• PROBLEM
Write every record below out exactly; no images.

• RECORDS SHOWN
-.-.-

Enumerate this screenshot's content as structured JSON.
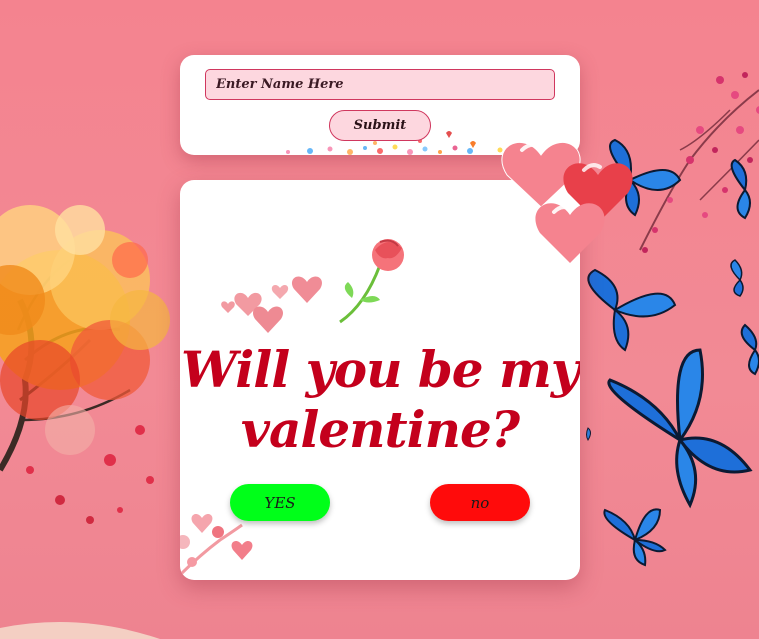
{
  "form": {
    "name_placeholder": "Enter Name Here",
    "name_value": "",
    "submit_label": "Submit"
  },
  "card": {
    "question_line1": "Will you be my",
    "question_line2": "valentine?",
    "yes_label": "YES",
    "no_label": "no"
  },
  "colors": {
    "background": "#f4838f",
    "question": "#c4001c",
    "yes_button": "#00ff19",
    "no_button": "#ff0b0b",
    "input_fill": "#fdd7df",
    "input_border": "#d0375e"
  },
  "decorations": {
    "icons": [
      "heart-icon",
      "rose-icon",
      "butterfly-icon",
      "autumn-tree-icon",
      "cherry-blossom-icon"
    ]
  }
}
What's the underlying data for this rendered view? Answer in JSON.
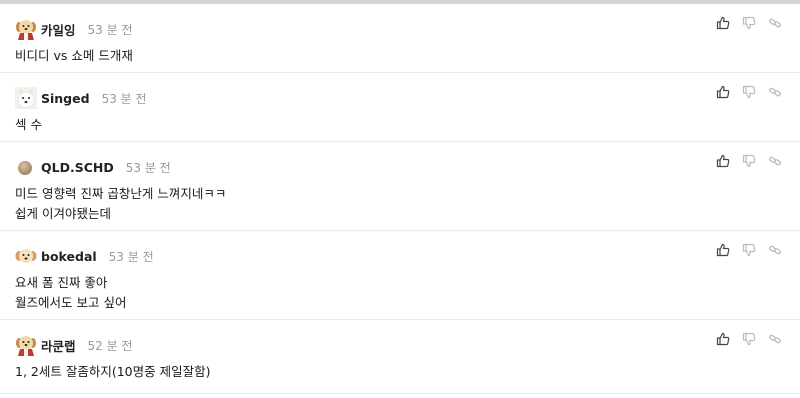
{
  "comments": [
    {
      "avatar": "puppy-santa-icon",
      "nickname": "카일잉",
      "time": "53 분 전",
      "lines": [
        "비디디 vs 쇼메 드개재"
      ]
    },
    {
      "avatar": "white-dog-icon",
      "nickname": "Singed",
      "time": "53 분 전",
      "lines": [
        "섹 수"
      ]
    },
    {
      "avatar": "brown-dot-icon",
      "nickname": "QLD.SCHD",
      "time": "53 분 전",
      "lines": [
        "미드 영향력 진짜 곱창난게 느껴지네ㅋㅋ",
        "쉽게 이겨야됐는데"
      ]
    },
    {
      "avatar": "puppy-icon",
      "nickname": "bokedal",
      "time": "53 분 전",
      "lines": [
        "요새 폼 진짜 좋아",
        "월즈에서도 보고 싶어"
      ]
    },
    {
      "avatar": "puppy-santa-icon",
      "nickname": "라쿤랩",
      "time": "52 분 전",
      "lines": [
        "1, 2세트 잘좀하지(10명중 제일잘함)"
      ]
    }
  ],
  "actions": {
    "like_icon": "thumbs-up-icon",
    "dislike_icon": "thumbs-down-icon",
    "link_icon": "link-icon"
  },
  "colors": {
    "nickname": "#222222",
    "time": "#999999",
    "body_text": "#1a1a1a",
    "divider": "#ececec",
    "icon_dark": "#444444",
    "icon_light": "#bbbbbb"
  }
}
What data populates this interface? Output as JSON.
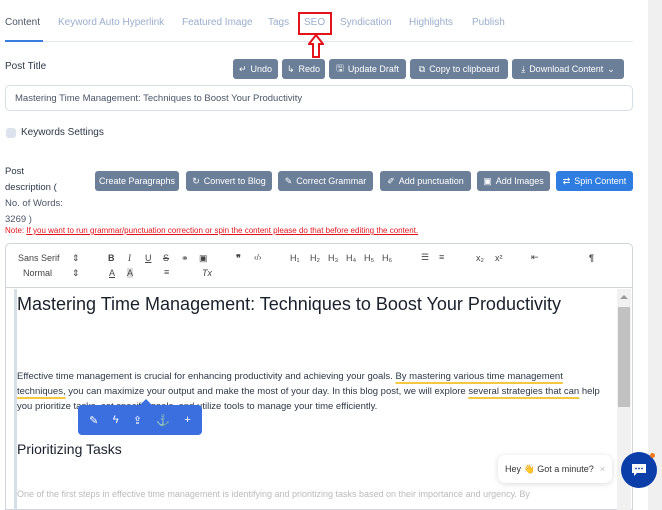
{
  "tabs": [
    {
      "label": "Content",
      "active": true
    },
    {
      "label": "Keyword Auto Hyperlink"
    },
    {
      "label": "Featured Image"
    },
    {
      "label": "Tags"
    },
    {
      "label": "SEO",
      "highlighted": true
    },
    {
      "label": "Syndication"
    },
    {
      "label": "Highlights"
    },
    {
      "label": "Publish"
    }
  ],
  "post_title": {
    "label": "Post Title",
    "value": "Mastering Time Management: Techniques to Boost Your Productivity"
  },
  "title_actions": {
    "undo": "Undo",
    "redo": "Redo",
    "update_draft": "Update Draft",
    "copy": "Copy to clipboard",
    "download": "Download Content"
  },
  "keywords": {
    "label": "Keywords Settings"
  },
  "description": {
    "label_1": "Post",
    "label_2": "description (",
    "label_3": "No. of Words:",
    "label_4": "3269 )"
  },
  "desc_actions": {
    "create_paragraphs": "Create Paragraphs",
    "convert_blog": "Convert to Blog",
    "correct_grammar": "Correct Grammar",
    "add_punctuation": "Add punctuation",
    "add_images": "Add Images",
    "spin_content": "Spin Content"
  },
  "note": {
    "prefix": "Note:",
    "text": "If you want to run grammar/punctuation correction or spin the content please do that before editing the content."
  },
  "toolbar": {
    "font": "Sans Serif",
    "size": "Normal"
  },
  "editor": {
    "heading": "Mastering Time Management: Techniques to Boost Your Productivity",
    "para_a": "Effective time management is crucial for enhancing productivity and achieving your goals. ",
    "para_ul1": "By mastering various time management techniques,",
    "para_b": " you can maximize your output and make the most of your day. In this blog post, we will explore ",
    "para_ul2": "several strategies that can",
    "para_c": " help you prioritize tasks, set specific goals, and utilize tools to manage your time efficiently.",
    "subheading": "Prioritizing Tasks",
    "para2": "One of the first steps in effective time management is identifying and prioritizing tasks based on their importance and urgency. By"
  },
  "chat": {
    "message": "Hey 👋 Got a minute?",
    "close": "×"
  },
  "colors": {
    "accent": "#3b7ddd",
    "button_gray": "#6b7f99",
    "button_blue": "#2f7de1",
    "note_red": "#e3131c",
    "chat_blue": "#0b3ea8"
  }
}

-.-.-

• ANSWER SPACE
Enumerate this screenshot's content as structured JSON.
{
  "form": {
    "name_placeholder": "Enter Name Here",
    "name_value": "",
    "submit_label": "Submit"
  },
  "card": {
    "question_line1": "Will you be my",
    "question_line2": "valentine?",
    "yes_label": "YES",
    "no_label": "no"
  },
  "colors": {
    "background": "#f4838f",
    "question": "#c4001c",
    "yes_button": "#00ff19",
    "no_button": "#ff0b0b",
    "input_fill": "#fdd7df",
    "input_border": "#d0375e"
  },
  "decorations": {
    "icons": [
      "heart-icon",
      "rose-icon",
      "butterfly-icon",
      "autumn-tree-icon",
      "cherry-blossom-icon"
    ]
  }
}
What's the underlying data for this rendered view? Answer in JSON.
{
  "comments": [
    {
      "avatar": "puppy-santa-icon",
      "nickname": "카일잉",
      "time": "53 분 전",
      "lines": [
        "비디디 vs 쇼메 드개재"
      ]
    },
    {
      "avatar": "white-dog-icon",
      "nickname": "Singed",
      "time": "53 분 전",
      "lines": [
        "섹 수"
      ]
    },
    {
      "avatar": "brown-dot-icon",
      "nickname": "QLD.SCHD",
      "time": "53 분 전",
      "lines": [
        "미드 영향력 진짜 곱창난게 느껴지네ㅋㅋ",
        "쉽게 이겨야됐는데"
      ]
    },
    {
      "avatar": "puppy-icon",
      "nickname": "bokedal",
      "time": "53 분 전",
      "lines": [
        "요새 폼 진짜 좋아",
        "월즈에서도 보고 싶어"
      ]
    },
    {
      "avatar": "puppy-santa-icon",
      "nickname": "라쿤랩",
      "time": "52 분 전",
      "lines": [
        "1, 2세트 잘좀하지(10명중 제일잘함)"
      ]
    }
  ],
  "actions": {
    "like_icon": "thumbs-up-icon",
    "dislike_icon": "thumbs-down-icon",
    "link_icon": "link-icon"
  },
  "colors": {
    "nickname": "#222222",
    "time": "#999999",
    "body_text": "#1a1a1a",
    "divider": "#ececec",
    "icon_dark": "#444444",
    "icon_light": "#bbbbbb"
  }
}
What data populates this interface? Output as JSON.
{
  "tabs": [
    {
      "label": "Content",
      "active": true
    },
    {
      "label": "Keyword Auto Hyperlink"
    },
    {
      "label": "Featured Image"
    },
    {
      "label": "Tags"
    },
    {
      "label": "SEO",
      "highlighted": true
    },
    {
      "label": "Syndication"
    },
    {
      "label": "Highlights"
    },
    {
      "label": "Publish"
    }
  ],
  "post_title": {
    "label": "Post Title",
    "value": "Mastering Time Management: Techniques to Boost Your Productivity"
  },
  "title_actions": {
    "undo": "Undo",
    "redo": "Redo",
    "update_draft": "Update Draft",
    "copy": "Copy to clipboard",
    "download": "Download Content"
  },
  "keywords": {
    "label": "Keywords Settings"
  },
  "description": {
    "label_1": "Post",
    "label_2": "description (",
    "label_3": "No. of Words:",
    "label_4": "3269 )"
  },
  "desc_actions": {
    "create_paragraphs": "Create Paragraphs",
    "convert_blog": "Convert to Blog",
    "correct_grammar": "Correct Grammar",
    "add_punctuation": "Add punctuation",
    "add_images": "Add Images",
    "spin_content": "Spin Content"
  },
  "note": {
    "prefix": "Note:",
    "text": "If you want to run grammar/punctuation correction or spin the content please do that before editing the content."
  },
  "toolbar": {
    "font": "Sans Serif",
    "size": "Normal"
  },
  "editor": {
    "heading": "Mastering Time Management: Techniques to Boost Your Productivity",
    "para_a": "Effective time management is crucial for enhancing productivity and achieving your goals. ",
    "para_ul1": "By mastering various time management techniques,",
    "para_b": " you can maximize your output and make the most of your day. In this blog post, we will explore ",
    "para_ul2": "several strategies that can",
    "para_c": " help you prioritize tasks, set specific goals, and utilize tools to manage your time efficiently.",
    "subheading": "Prioritizing Tasks",
    "para2": "One of the first steps in effective time management is identifying and prioritizing tasks based on their importance and urgency. By"
  },
  "chat": {
    "message": "Hey 👋 Got a minute?",
    "close": "×"
  },
  "colors": {
    "accent": "#3b7ddd",
    "button_gray": "#6b7f99",
    "button_blue": "#2f7de1",
    "note_red": "#e3131c",
    "chat_blue": "#0b3ea8"
  }
}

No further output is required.